Start of Extracted entries

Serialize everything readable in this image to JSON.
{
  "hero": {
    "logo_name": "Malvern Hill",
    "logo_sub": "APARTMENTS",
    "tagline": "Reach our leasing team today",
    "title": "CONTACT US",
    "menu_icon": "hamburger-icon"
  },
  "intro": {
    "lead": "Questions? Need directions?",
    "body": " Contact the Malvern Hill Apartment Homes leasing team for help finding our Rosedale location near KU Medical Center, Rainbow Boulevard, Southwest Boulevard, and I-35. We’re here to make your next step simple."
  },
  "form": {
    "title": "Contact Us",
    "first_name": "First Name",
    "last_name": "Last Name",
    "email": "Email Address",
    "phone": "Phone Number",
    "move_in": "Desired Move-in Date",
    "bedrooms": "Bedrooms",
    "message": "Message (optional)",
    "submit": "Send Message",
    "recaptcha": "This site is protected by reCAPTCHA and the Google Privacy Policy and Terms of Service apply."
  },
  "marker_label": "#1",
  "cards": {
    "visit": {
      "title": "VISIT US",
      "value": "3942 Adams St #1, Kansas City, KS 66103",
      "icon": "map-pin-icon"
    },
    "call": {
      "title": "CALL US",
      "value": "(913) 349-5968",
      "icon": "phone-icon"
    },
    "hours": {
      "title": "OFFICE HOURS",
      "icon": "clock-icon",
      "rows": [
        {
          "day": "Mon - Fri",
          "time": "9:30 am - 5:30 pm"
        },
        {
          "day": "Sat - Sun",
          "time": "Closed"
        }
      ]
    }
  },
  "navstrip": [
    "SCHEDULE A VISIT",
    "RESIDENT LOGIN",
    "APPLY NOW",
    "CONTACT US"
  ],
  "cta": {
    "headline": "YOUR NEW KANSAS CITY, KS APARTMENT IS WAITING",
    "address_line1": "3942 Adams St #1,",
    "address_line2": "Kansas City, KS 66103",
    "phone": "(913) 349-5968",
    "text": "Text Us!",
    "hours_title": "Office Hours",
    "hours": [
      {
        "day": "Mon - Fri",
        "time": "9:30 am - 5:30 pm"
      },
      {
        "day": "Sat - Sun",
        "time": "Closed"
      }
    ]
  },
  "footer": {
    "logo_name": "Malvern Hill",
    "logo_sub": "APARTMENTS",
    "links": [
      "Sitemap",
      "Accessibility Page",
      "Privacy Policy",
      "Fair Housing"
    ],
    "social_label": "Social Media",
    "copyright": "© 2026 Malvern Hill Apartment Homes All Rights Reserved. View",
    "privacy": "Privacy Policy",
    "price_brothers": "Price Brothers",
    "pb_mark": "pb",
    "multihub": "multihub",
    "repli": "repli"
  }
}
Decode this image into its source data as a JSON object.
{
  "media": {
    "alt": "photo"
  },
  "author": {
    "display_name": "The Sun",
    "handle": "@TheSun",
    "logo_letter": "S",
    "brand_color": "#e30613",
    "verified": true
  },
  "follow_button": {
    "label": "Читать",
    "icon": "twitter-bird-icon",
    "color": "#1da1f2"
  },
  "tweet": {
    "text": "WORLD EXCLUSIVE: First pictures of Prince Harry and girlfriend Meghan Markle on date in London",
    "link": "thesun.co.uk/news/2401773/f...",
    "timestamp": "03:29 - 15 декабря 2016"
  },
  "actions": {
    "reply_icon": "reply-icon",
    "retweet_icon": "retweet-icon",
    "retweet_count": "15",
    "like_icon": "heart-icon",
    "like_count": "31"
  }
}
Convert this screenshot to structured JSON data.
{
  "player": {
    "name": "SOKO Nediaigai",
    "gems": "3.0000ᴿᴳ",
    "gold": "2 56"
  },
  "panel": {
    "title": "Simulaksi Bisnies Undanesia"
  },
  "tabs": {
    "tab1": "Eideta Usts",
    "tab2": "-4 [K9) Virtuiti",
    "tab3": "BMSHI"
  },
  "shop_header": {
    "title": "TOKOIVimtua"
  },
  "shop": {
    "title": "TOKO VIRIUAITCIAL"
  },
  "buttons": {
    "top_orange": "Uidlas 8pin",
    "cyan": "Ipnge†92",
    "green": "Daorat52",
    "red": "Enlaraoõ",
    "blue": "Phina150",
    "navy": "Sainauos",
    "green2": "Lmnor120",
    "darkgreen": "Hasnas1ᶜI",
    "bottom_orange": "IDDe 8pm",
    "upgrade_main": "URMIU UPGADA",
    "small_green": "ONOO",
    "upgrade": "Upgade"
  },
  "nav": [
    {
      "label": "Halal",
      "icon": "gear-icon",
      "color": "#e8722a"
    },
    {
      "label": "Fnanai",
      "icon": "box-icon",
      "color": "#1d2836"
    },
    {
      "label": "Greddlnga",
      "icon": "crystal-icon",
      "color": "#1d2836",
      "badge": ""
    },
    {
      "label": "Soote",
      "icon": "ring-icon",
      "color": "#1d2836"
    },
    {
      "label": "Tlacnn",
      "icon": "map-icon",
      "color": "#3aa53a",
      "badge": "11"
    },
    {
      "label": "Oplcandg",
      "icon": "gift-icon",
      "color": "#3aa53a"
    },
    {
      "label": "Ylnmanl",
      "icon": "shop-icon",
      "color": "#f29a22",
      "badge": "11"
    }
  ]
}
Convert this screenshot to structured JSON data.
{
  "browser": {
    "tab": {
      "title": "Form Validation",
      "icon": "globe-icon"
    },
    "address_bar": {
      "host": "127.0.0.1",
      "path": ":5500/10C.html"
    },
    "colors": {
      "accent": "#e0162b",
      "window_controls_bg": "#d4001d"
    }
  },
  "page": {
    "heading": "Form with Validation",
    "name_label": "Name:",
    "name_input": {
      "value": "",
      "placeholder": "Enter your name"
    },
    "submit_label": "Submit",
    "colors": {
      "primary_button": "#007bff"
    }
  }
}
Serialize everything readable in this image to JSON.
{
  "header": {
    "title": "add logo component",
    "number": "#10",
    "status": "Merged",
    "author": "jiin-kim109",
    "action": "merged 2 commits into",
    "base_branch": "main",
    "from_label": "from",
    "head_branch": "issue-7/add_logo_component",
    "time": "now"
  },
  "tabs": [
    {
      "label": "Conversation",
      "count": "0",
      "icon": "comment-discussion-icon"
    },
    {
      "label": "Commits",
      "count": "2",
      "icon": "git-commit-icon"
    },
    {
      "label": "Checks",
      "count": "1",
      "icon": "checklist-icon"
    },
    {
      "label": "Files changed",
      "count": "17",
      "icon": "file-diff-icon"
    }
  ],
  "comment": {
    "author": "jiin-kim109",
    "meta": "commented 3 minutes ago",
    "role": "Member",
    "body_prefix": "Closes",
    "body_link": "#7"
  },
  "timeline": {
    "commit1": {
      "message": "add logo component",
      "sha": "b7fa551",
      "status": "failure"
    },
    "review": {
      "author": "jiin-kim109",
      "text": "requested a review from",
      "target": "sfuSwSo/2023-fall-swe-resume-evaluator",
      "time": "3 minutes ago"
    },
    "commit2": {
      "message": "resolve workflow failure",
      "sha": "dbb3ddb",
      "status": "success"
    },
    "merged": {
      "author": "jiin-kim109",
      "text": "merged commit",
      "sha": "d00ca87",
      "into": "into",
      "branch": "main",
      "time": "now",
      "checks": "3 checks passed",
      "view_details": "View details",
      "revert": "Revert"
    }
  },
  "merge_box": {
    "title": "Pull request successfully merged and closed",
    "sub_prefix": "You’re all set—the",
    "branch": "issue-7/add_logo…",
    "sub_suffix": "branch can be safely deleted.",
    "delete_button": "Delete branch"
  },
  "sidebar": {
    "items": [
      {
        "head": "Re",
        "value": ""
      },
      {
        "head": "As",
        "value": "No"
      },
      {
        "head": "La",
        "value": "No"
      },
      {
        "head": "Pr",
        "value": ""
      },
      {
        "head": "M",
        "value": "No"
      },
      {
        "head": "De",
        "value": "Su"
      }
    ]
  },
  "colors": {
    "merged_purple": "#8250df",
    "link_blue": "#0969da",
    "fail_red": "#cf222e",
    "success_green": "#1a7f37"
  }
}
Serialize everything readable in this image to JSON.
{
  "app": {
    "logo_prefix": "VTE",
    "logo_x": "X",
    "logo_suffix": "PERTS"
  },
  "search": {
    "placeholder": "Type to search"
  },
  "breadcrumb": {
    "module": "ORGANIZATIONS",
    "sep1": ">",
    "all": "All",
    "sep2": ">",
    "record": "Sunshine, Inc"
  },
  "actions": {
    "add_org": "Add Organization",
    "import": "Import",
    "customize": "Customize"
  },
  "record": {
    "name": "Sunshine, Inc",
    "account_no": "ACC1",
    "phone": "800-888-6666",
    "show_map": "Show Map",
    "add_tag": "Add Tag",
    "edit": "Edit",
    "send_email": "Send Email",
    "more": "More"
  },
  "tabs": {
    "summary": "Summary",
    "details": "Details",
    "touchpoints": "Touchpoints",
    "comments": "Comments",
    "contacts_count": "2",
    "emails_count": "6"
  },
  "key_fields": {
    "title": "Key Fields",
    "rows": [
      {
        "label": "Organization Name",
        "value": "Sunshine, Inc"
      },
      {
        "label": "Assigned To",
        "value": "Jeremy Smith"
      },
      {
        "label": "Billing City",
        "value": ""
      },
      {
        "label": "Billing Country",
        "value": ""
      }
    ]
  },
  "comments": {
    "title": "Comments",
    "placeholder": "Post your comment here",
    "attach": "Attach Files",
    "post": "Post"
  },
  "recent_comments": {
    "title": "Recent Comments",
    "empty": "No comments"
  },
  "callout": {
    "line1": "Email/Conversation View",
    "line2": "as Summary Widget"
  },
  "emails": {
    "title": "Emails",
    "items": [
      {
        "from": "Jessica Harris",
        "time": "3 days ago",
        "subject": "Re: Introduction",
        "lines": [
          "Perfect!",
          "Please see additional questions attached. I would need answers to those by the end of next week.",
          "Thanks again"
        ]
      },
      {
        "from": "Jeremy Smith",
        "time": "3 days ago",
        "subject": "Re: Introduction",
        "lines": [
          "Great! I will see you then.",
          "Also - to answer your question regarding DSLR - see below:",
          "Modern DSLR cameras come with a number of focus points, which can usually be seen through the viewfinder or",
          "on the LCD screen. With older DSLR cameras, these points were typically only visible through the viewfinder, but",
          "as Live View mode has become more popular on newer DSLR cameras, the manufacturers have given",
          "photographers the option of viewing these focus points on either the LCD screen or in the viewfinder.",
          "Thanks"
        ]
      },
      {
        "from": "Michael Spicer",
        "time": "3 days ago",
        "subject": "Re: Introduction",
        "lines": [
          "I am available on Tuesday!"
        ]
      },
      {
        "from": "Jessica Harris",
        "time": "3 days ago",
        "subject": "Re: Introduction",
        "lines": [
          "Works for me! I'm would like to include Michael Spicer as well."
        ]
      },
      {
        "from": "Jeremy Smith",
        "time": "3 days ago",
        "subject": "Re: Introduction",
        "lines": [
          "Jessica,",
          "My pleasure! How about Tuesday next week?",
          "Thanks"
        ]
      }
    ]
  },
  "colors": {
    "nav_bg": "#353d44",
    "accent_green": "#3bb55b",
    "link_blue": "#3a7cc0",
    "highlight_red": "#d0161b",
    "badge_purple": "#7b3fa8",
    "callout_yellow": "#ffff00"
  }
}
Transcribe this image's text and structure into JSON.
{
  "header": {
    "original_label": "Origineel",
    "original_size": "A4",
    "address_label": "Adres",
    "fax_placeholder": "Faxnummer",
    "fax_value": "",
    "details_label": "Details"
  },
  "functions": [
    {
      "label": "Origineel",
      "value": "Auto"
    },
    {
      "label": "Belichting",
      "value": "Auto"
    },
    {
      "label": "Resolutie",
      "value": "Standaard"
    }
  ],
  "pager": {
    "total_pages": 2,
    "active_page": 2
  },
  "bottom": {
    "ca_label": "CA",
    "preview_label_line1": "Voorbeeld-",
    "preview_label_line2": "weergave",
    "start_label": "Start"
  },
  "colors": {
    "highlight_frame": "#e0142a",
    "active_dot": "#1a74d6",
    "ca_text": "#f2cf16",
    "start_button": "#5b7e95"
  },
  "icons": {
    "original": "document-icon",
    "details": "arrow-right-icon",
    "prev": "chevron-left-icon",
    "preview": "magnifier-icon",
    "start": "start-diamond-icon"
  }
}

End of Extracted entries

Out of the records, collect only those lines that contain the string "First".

Your response =>
    "first_name": "First Name",
    "text": "WORLD EXCLUSIVE: First pictures of Prince Harry and girlfriend Meghan Markle on date in London",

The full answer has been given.